Data records for software interfaces
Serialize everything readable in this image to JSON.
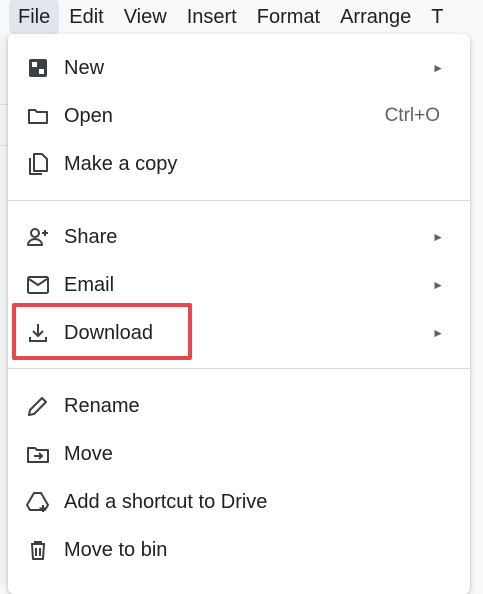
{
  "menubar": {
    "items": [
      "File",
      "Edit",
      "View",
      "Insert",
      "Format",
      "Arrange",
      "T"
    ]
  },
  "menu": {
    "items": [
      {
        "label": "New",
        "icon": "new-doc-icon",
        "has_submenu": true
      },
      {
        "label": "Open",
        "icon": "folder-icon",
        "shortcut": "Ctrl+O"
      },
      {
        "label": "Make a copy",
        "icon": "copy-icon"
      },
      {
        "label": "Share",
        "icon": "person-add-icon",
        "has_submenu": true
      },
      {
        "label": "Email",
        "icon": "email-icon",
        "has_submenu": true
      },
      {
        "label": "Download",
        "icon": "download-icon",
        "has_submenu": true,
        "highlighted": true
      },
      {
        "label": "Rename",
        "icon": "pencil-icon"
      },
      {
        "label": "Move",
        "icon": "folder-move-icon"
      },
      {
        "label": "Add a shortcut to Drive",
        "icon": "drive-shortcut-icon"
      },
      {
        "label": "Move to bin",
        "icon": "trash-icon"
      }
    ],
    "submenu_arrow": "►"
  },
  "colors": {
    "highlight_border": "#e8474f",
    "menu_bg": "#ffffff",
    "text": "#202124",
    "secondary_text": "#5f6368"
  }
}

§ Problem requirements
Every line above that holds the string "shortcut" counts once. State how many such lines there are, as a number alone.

§ Result
3